● Work required
Search the data below for "icon"; list each line that holds it.

● Interface dataset entries
################

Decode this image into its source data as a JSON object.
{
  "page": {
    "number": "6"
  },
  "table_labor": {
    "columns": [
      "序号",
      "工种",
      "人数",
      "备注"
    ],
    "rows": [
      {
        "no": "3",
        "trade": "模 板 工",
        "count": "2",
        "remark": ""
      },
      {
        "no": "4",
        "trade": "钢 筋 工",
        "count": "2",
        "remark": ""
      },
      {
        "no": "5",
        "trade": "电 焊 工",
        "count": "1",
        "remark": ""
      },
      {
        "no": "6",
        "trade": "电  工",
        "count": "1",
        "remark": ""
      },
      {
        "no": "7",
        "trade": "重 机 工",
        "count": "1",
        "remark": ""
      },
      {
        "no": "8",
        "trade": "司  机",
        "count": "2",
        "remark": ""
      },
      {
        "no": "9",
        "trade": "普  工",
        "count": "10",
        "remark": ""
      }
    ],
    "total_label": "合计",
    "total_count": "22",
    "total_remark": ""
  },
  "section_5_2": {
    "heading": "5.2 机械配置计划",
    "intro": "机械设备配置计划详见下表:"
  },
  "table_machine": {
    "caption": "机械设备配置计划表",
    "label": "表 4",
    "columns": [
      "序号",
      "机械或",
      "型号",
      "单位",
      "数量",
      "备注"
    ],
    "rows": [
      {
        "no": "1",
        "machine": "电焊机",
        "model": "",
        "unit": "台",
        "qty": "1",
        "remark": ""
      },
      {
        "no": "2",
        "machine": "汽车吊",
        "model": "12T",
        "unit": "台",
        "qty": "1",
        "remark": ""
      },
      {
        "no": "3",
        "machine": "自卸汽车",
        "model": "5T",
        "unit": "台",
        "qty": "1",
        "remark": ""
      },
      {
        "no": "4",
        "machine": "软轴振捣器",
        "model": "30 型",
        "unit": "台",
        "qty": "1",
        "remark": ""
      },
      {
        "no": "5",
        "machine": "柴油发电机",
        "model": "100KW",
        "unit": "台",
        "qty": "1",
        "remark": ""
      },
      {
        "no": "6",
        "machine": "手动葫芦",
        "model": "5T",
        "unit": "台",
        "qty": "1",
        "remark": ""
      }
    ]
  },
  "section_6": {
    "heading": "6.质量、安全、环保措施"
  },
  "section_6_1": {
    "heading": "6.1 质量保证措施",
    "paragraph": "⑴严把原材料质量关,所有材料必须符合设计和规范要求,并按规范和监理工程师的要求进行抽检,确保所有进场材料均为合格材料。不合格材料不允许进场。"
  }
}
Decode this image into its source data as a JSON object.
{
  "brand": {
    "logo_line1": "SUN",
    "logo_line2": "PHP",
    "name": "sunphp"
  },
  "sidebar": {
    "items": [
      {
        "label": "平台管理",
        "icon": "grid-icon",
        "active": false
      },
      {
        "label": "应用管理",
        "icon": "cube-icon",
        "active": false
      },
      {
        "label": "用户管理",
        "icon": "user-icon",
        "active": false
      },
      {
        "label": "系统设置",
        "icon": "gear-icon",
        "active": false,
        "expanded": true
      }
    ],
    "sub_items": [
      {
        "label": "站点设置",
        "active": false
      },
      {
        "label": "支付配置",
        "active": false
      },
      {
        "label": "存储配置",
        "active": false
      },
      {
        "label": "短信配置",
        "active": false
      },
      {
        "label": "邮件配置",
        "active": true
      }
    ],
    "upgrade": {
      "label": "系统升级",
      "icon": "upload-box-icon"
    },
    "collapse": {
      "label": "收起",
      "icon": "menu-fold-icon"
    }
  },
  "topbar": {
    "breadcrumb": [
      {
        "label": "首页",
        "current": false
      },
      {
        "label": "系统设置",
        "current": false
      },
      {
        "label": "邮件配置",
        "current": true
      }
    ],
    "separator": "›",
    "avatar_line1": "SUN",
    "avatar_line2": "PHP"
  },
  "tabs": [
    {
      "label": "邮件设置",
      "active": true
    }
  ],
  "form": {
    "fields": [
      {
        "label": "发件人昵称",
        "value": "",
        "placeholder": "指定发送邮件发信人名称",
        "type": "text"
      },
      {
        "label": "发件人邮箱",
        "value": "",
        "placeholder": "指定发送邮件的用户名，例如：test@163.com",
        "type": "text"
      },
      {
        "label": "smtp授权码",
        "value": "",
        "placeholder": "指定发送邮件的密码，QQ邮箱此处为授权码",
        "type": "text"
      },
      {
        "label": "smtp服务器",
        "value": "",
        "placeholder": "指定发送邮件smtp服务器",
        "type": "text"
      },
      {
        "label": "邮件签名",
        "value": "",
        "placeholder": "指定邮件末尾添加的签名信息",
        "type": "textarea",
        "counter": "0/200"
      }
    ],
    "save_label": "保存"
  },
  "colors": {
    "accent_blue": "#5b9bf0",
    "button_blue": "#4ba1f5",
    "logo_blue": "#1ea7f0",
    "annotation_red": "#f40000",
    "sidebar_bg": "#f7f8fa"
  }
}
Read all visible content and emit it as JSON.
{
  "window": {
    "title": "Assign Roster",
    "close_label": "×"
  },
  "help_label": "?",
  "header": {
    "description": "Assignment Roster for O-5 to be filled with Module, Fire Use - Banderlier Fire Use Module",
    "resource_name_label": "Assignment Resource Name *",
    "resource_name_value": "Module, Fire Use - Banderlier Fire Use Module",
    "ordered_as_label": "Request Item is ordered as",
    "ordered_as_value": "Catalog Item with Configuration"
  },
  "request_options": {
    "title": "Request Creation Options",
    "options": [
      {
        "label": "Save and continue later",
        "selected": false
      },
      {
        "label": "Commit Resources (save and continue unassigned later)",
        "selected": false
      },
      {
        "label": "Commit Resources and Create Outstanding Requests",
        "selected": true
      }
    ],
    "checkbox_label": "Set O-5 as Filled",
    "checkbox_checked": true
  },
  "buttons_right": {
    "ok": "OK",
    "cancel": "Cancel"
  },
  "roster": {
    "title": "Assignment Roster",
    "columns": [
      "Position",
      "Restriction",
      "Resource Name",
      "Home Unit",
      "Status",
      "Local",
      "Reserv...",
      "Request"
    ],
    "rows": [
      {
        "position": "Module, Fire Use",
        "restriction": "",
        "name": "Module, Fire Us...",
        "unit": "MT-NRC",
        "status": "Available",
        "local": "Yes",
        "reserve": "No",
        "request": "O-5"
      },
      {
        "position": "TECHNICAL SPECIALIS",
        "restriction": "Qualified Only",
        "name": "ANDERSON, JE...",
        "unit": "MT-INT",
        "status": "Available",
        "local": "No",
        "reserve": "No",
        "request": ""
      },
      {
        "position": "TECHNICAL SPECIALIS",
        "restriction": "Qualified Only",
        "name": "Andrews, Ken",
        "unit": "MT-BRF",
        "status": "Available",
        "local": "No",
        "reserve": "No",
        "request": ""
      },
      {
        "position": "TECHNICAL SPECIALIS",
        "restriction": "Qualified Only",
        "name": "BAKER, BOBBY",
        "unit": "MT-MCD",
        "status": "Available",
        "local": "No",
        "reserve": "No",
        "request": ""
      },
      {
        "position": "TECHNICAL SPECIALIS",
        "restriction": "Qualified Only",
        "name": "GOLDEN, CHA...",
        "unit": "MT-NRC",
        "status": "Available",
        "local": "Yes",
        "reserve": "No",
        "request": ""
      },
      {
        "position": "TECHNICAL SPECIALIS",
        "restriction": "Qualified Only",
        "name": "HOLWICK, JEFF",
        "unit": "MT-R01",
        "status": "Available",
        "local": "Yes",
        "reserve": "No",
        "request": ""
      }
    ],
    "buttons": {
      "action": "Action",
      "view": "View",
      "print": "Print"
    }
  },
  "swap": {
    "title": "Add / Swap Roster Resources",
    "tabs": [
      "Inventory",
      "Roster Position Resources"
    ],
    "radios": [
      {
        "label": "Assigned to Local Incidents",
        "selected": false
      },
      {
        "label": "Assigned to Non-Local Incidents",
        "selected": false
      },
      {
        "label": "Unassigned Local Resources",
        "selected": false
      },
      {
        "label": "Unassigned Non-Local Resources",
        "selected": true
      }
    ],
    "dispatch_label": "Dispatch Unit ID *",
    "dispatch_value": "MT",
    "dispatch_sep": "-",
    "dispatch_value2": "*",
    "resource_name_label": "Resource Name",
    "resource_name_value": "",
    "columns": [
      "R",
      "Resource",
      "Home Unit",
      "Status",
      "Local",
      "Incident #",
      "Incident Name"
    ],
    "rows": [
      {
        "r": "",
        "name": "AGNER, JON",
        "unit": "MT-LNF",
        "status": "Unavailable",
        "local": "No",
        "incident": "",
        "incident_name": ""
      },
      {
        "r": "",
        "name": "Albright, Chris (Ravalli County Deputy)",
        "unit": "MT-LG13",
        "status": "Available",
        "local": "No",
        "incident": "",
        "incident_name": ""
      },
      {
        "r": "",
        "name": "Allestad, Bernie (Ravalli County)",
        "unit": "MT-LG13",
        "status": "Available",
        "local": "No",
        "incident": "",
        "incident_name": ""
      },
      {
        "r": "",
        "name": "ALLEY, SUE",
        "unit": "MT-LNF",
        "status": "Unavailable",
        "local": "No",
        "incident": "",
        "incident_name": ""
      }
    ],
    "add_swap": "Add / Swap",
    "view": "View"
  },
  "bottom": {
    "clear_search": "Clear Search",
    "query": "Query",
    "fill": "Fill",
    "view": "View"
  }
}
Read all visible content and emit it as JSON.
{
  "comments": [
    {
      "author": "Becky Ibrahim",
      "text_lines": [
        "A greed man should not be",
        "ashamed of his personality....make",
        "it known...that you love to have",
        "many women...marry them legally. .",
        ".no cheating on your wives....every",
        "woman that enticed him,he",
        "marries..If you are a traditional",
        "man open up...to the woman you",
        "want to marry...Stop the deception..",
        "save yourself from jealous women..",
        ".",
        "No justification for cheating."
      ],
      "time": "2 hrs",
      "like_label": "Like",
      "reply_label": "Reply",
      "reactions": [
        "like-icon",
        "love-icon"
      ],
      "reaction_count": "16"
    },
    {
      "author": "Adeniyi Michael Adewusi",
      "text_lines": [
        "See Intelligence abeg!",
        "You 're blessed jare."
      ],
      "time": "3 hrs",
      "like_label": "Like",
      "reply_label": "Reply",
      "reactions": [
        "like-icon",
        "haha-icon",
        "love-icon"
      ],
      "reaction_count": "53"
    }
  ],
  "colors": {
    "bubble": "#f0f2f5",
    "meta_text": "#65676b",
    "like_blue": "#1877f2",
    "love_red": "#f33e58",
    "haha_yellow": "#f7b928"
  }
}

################

● Answer area
        "icon": "grid-icon",
        "icon": "cube-icon",
        "icon": "user-icon",
        "icon": "gear-icon",
      "icon": "upload-box-icon"
      "icon": "menu-fold-icon"
        "like-icon",
        "love-icon"
        "like-icon",
        "haha-icon",
        "love-icon"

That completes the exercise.